On the day after the Super Bowl, Pastor Daryl Arnold turned on the TV expecting to see interviews with the players who had fought so valiantly on the field the night before. Instead, the media was focused on the halftime show and what pop superstar Beyonce wore, said and did.
At the city’s recent Neighborhood Awards & Networking Luncheon, Arnold told leaders from 100 neighborhoods across the city that he wasn’t there to talk about halftime, that he was there to “celebrate your fight on the field.”
“Because if we’re going to be a great city, if we’re going to be a great community, if we’re going to have great neighborhoods … then you’re going to have to fight for those neighborhoods to be great,” Arnold told the crowd at the Knoxville Convention Center.
Arnold, pastor of the Overcoming Believers Church, knows a few things about bringing community together. He took on that job in the wake of the shooting death of Fulton High School sophomore Zaevion Dobson in December.

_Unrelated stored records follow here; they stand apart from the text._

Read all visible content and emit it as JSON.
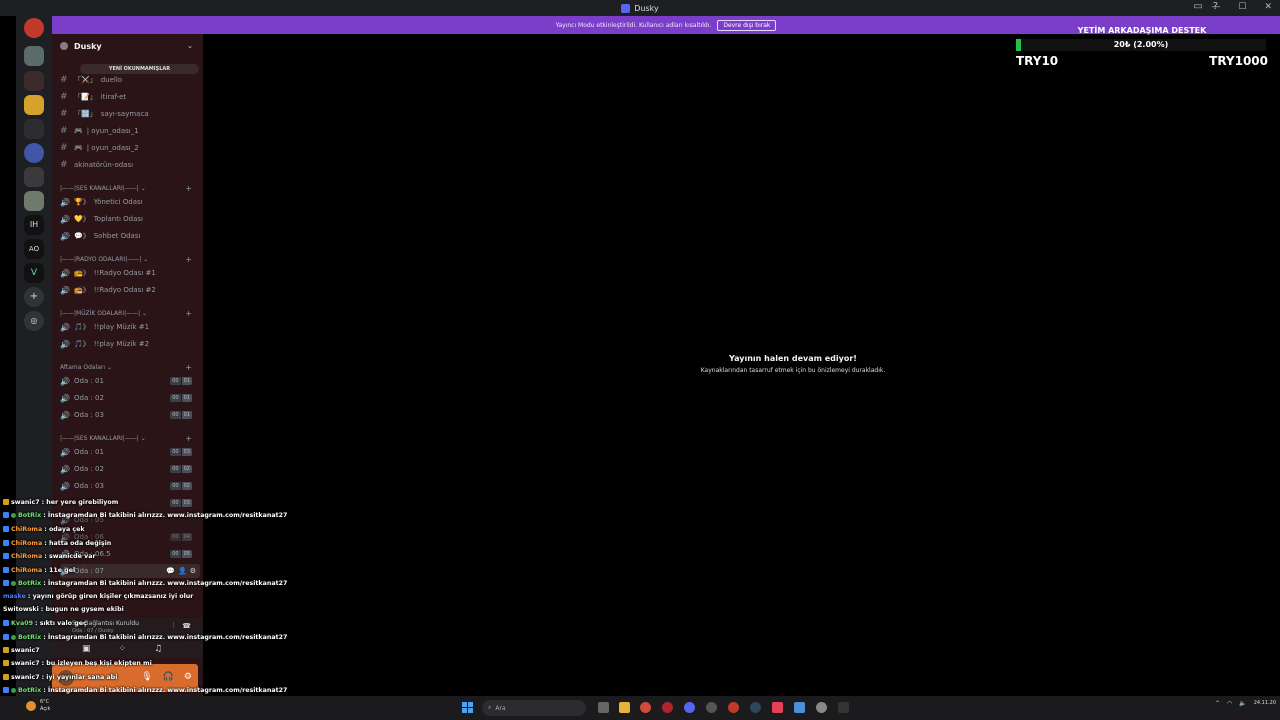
{
  "window": {
    "title": "Dusky",
    "controls": [
      "—",
      "☐",
      "✕"
    ]
  },
  "banner": {
    "text": "Yayıncı Modu etkinleştirildi. Kullanıcı adları kısaltıldı.",
    "button": "Devre dışı bırak"
  },
  "sidebar": {
    "guild_name": "Dusky",
    "unread_pill": "YENİ OKUNMAMIŞLAR",
    "text_channels": [
      {
        "prefix": "「⚔️」",
        "name": "duello"
      },
      {
        "prefix": "「📝」",
        "name": "itiraf-et"
      },
      {
        "prefix": "「🔢」",
        "name": "sayı-saymaca"
      },
      {
        "prefix": "🎮",
        "name": "| oyun_odası_1"
      },
      {
        "prefix": "🎮",
        "name": "| oyun_odası_2"
      },
      {
        "prefix": "",
        "name": "akinatörün-odası"
      }
    ],
    "cat_voice": "|——|SES KANALLARI|——|",
    "voice_channels": [
      {
        "prefix": "🏆》",
        "name": "Yönetici Odası"
      },
      {
        "prefix": "💛》",
        "name": "Toplantı Odası"
      },
      {
        "prefix": "💬》",
        "name": "Sohbet Odası"
      }
    ],
    "cat_radio": "|——|RADYO ODALARI|——|",
    "radio_channels": [
      {
        "prefix": "📻》",
        "name": "!!Radyo Odası #1"
      },
      {
        "prefix": "📻》",
        "name": "!!Radyo Odası #2"
      }
    ],
    "cat_music": "|——|MÜZİK ODALARI|——|",
    "music_channels": [
      {
        "prefix": "🎵》",
        "name": "!!play Müzik #1"
      },
      {
        "prefix": "🎵》",
        "name": "!!play Müzik #2"
      }
    ],
    "cat_aftama": "Aftama Odaları",
    "aftama_rooms": [
      {
        "name": "Oda : 01",
        "a": "00",
        "b": "01"
      },
      {
        "name": "Oda : 02",
        "a": "00",
        "b": "01"
      },
      {
        "name": "Oda : 03",
        "a": "00",
        "b": "01"
      }
    ],
    "cat_voice2": "|——|SES KANALLARI|——|",
    "voice2_rooms": [
      {
        "name": "Oda : 01",
        "a": "00",
        "b": "03"
      },
      {
        "name": "Oda : 02",
        "a": "00",
        "b": "02"
      },
      {
        "name": "Oda : 03",
        "a": "00",
        "b": "02"
      }
    ],
    "partial_rooms": [
      {
        "name": "",
        "a": "00",
        "b": "03"
      },
      {
        "name": "Oda : 05",
        "a": "",
        "b": ""
      },
      {
        "name": "Oda : 06",
        "a": "00",
        "b": "04"
      },
      {
        "name": "Oda : 06.5",
        "a": "00",
        "b": "05"
      },
      {
        "name": "Oda : 07",
        "a": "",
        "b": ""
      }
    ]
  },
  "main": {
    "paused_title": "Yayının halen devam ediyor!",
    "paused_sub": "Kaynaklarından tasarruf etmek için bu önizlemeyi durakladık."
  },
  "donation": {
    "title": "YETİM ARKADAŞIMA DESTEK",
    "progress_text": "20₺ (2.00%)",
    "progress_percent": 2,
    "min_label": "TRY10",
    "max_label": "TRY1000",
    "fill_color": "#23c24a"
  },
  "chat": [
    {
      "platform": "kick",
      "user": "swanic7",
      "color": "#ffffff",
      "text": ": her yere girebiliyom",
      "badge": false
    },
    {
      "platform": "tw",
      "user": "BotRix",
      "color": "#6fe06f",
      "text": ": İnstagramdan Bi takibini alırızzz. www.instagram.com/resitkanat27",
      "badge": true
    },
    {
      "platform": "tw",
      "user": "ChiRoma",
      "color": "#ff9e3d",
      "text": ": odaya çek",
      "badge": false
    },
    {
      "platform": "tw",
      "user": "ChiRoma",
      "color": "#ff9e3d",
      "text": ": hatta oda değişin",
      "badge": false
    },
    {
      "platform": "tw",
      "user": "ChiRoma",
      "color": "#ff9e3d",
      "text": ": swanicde var",
      "badge": false
    },
    {
      "platform": "tw",
      "user": "ChiRoma",
      "color": "#ff9e3d",
      "text": ": 11e gel",
      "badge": false
    },
    {
      "platform": "tw",
      "user": "BotRix",
      "color": "#6fe06f",
      "text": ": İnstagramdan Bi takibini alırızzz. www.instagram.com/resitkanat27",
      "badge": true
    },
    {
      "platform": "",
      "user": "maske",
      "color": "#4f7bff",
      "text": ": yayını görüp giren kişiler çıkmazsanız iyi olur",
      "badge": false
    },
    {
      "platform": "",
      "user": "Switowski",
      "color": "#ffffff",
      "text": ": bugun ne gysem ekibi",
      "badge": false
    },
    {
      "platform": "tw",
      "user": "Kva09",
      "color": "#6fe06f",
      "text": ": sıktı valo geç",
      "badge": false
    },
    {
      "platform": "tw",
      "user": "BotRix",
      "color": "#6fe06f",
      "text": ": İnstagramdan Bi takibini alırızzz. www.instagram.com/resitkanat27",
      "badge": true
    },
    {
      "platform": "kick",
      "user": "swanic7",
      "color": "#ffffff",
      "text": "",
      "badge": false
    },
    {
      "platform": "kick",
      "user": "swanic7",
      "color": "#ffffff",
      "text": ": bu izleyen beş kişi ekipten mi",
      "badge": false
    },
    {
      "platform": "kick",
      "user": "swanic7",
      "color": "#ffffff",
      "text": ": iyi yayınlar sana abi",
      "badge": false
    },
    {
      "platform": "tw",
      "user": "BotRix",
      "color": "#6fe06f",
      "text": ": İnstagramdan Bi takibini alırızzz. www.instagram.com/resitkanat27",
      "badge": true
    }
  ],
  "voice_panel": {
    "status": "Ses Bağlantısı Kuruldu",
    "sub": "Oda : 07 / Dusky"
  },
  "taskbar": {
    "weather_temp": "6°C",
    "weather_desc": "Açık",
    "search_placeholder": "Ara",
    "time": "",
    "date": "24.11.20"
  }
}
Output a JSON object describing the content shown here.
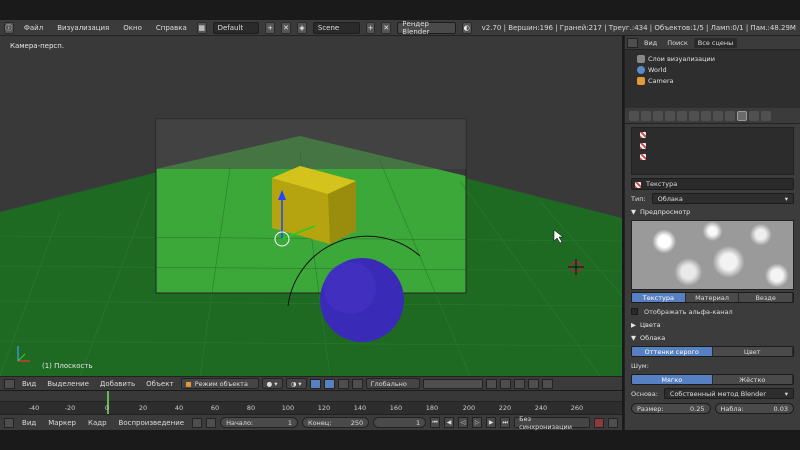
{
  "topbar": {
    "menus": [
      "Файл",
      "Визуализация",
      "Окно",
      "Справка"
    ],
    "screen_layout": "Default",
    "scene": "Scene",
    "renderer": "Рендер Blender",
    "stats": "v2.70 | Вершин:196 | Граней:217 | Треуг.:434 | Объектов:1/5 | Ламп:0/1 | Пам.:48.29M"
  },
  "viewport": {
    "camera_label": "Камера-персп.",
    "object_label": "(1) Плоскость"
  },
  "viewport_header": {
    "menus": [
      "Вид",
      "Выделение",
      "Добавить",
      "Объект"
    ],
    "mode": "Режим объекта",
    "orientation": "Глобально"
  },
  "timeline": {
    "ticks": [
      "-40",
      "-20",
      "0",
      "20",
      "40",
      "60",
      "80",
      "100",
      "120",
      "140",
      "160",
      "180",
      "200",
      "220",
      "240",
      "260"
    ]
  },
  "timeline_header": {
    "menus": [
      "Вид",
      "Маркер",
      "Кадр",
      "Воспроизведение"
    ],
    "start_label": "Начало:",
    "start_value": "1",
    "end_label": "Конец:",
    "end_value": "250",
    "current_frame": "1",
    "sync": "Без синхронизации"
  },
  "outliner": {
    "tabs": [
      "Вид",
      "Поиск",
      "Все сцены"
    ],
    "items": [
      "Слои визуализации",
      "World",
      "Camera"
    ]
  },
  "properties": {
    "texture_name": "Текстура",
    "type_label": "Тип:",
    "type_value": "Облака",
    "preview_header": "Предпросмотр",
    "preview_tabs": [
      "Текстура",
      "Материал",
      "Везде"
    ],
    "alpha_label": "Отображать альфа-канал",
    "colors_header": "Цвета",
    "clouds_header": "Облака",
    "color_modes": [
      "Оттенки серого",
      "Цвет"
    ],
    "noise_label": "Шум:",
    "noise_modes": [
      "Мягко",
      "Жёстко"
    ],
    "basis_label": "Основа:",
    "basis_value": "Собственный метод Blender",
    "size_label": "Размер:",
    "size_value": "0.25",
    "depth_label": "Набла:",
    "depth_value": "0.03"
  },
  "colors": {
    "accent": "#5680c2",
    "ground": "#3ca83a",
    "cube": "#c9b915",
    "sphere": "#3a2ab8"
  }
}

“Zaevion’s death really just raised to the surface something that has been happening a long time,” said Arnold, a Chattanooga native and Knoxville College graduate who started OBC 13 years ago. “A long time people have been dying in our communities.
“I’ve buried well over 70 people, most of them very young people, in 13 years. … The good news is that although it’s been a fight, the fight has been worth it.”
He said that two years into his Knoxville ministry he began to turn his attention “from trying to build the church to trying to build the community because as I read in the scriptures and I started thinking about the life of Christ, Christ was never trying to build a church. He was always trying to transform the lives of people in the community.”
Noting that he is a preacher, not a politician, Arnold used his strengths in his keynote address. He described certain societal ills as “weapons of mass destruction that have been designed to destroy our communities.”
No. 1 is “a principality,” he said.
“There’s a real devil that is trying to destroy our communities. When children kill children, that’s the devil.”
Another “WMD” is poverty.
“Within a five-mile radius of my church, 211 Harriet Tubman … the average income is $9,800 a year annual household. Something’s not right about that.
“We’ve got to figure out a way to bring jobs into our communities. We’ve got to figure out a way to lift our communities up when it comes to economic success and stability.”
Arnold, the youngest of five children raised by a single mother, said parenting is another landmine.
“We all know that people who are raised up in (single-parent) homes … are more likely to go to jail, … more likely to flunk out of school, … more likely to enter into gangs and into violence. We understand that.
“But you know what? My child is your child, and your child is my child because we’re supposed to be a community.”
Pain is another thing wracking neighborhoods, especially in the inner city. Arnold said that after talking with a Vietnam War veteran who suffers from PTSD, he thought about the trauma imposed on youngsters routinely subjected to gun violence.
“Don’t you know that that’s going to follow our young people throughout their lives? So we’ve got to be very careful about judging people because they have not reached the status that we think they should reach. You don’t know what they’re dealing with. I believe that all of our children can succeed as long as they start in the same place.”
Making sure young people find their purpose is crucial, Arnold said. They need to understand “that there’s something great inside of them. That they were not just created to live and to die, but every person that God created, He created them with purpose.
“The moment you find your purpose, you stop existing and you begin to live.”
Arnold’s final “p”oint was “place.”
“We’ve got to have a safe place for these children because if you don’t feel safe, you can’t love, you can’t learn and you can’t live.”
When people ask what they can do to help, Arnold said he tells them “to connect with organizations that are already doing it.”
He cited 100 Black Men of Knoxville, Girl Talk, Big Brothers Big Sisters and Unique Academy.
“There are so many organizations that are doing great things for the city of Knoxville; it’s just not marketed well or the media just doesn’t portray it.”